Special Issue on: "Bio-Nano Materials and Drug Delivery Systems"
Dr. Priti Das, SCB Medical College and Hospital, India
The field of nanotechnology has become a pivotal point in electronics, biology and medicine. Its applications involve materials designed at atomic and molecular levels.
Nanoparticles are rapidly becoming the focus of many efforts aiming at targeted and site-specific drug delivery. The targeting ability of nanoparticles depends on factors such as particle size, surface charge, surface modification and hydrophobicity. Drug delivery systems have unusual material requirements which derive mainly from their therapeutic role: to administer drugs over prolonged periods of time at rates that are independent of patient-to-patient variables.
The chemical nature of the surfaces of such devices may stimulate biorejection processes, which can be enhanced or suppressed by the simultaneous presence of the drug that is being administered. Selection of materials for such systems is further complicated by the need for compatibility with the drug contained within the system.
Many problems related to selective binding, targeted delivery and toxicity still need to be overcome. Limited knowledge about the toxicity of nanoparticles is a major concern and certainly deserves more attention. If these nanoparticles are cautiously designed to tackle problems related to target and route of administration, they may lead to a more successful paradigm in the world of therapeutics and research.
The most promising research in nanoparticle production is in the area of using supercritical fluids that are environmental friendly and free of toxic solvents. Much research is currently being performed to overcome these hurdles, and is likely to establish nanoparticle-based drug delivery as the golden standard for site-specific therapeutics.
Suitable topics include, but are not limited, to the following:
- Organic nanoparticles
- Inorganic nanoparticles
- 3D nanocomposites
- Therapeutic polymers
- Tissue engineering
- Nanofibrous scaffolds
- Novel nano-scale systems
- Nucleic acid delivery
- Target Delivery
- Drug Release Rate Control
- Selective binding
Notes for Prospective Authors
Submitted papers should not have been previously published nor be currently under consideration for publication elsewhere. (N.B. Conference papers may only be submitted if the paper has been completely re-written and if appropriate written permissions have been obtained from any copyright holders of the original paper).

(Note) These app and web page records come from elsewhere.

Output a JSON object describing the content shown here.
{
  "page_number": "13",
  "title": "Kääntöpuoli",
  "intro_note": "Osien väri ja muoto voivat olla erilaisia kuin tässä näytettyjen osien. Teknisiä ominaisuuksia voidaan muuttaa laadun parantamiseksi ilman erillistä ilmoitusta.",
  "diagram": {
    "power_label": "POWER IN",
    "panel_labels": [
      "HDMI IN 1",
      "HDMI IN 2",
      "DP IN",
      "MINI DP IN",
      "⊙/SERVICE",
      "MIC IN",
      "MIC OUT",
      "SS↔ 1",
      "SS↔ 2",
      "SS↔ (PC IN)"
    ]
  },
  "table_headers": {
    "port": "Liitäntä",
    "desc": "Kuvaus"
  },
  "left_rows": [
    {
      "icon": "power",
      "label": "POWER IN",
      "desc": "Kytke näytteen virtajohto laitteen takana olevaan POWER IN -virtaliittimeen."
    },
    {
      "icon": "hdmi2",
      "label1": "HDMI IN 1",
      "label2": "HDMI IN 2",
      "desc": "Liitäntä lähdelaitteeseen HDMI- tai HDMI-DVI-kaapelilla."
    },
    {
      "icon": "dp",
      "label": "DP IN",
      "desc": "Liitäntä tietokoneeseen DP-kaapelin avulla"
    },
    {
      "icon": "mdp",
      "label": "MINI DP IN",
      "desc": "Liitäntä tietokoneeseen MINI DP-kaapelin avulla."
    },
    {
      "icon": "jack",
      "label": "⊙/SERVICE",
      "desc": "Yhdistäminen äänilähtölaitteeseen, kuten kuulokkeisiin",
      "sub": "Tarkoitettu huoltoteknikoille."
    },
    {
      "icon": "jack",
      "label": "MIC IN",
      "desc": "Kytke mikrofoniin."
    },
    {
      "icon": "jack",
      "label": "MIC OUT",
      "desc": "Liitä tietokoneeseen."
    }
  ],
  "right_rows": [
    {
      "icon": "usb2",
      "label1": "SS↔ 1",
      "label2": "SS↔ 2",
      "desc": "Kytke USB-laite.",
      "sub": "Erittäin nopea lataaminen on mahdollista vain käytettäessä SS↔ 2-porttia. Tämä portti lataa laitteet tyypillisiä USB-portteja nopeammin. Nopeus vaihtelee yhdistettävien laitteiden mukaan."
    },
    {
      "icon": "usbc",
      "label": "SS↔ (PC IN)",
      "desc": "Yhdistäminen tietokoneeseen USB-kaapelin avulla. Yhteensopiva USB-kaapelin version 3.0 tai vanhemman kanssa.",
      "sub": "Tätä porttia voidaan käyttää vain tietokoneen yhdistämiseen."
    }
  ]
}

All papers are refereed through a peer review process.
All papers must be submitted online. To submit a paper, please read our Submitting articles page.
Manuscripts due by: 31 March, 2018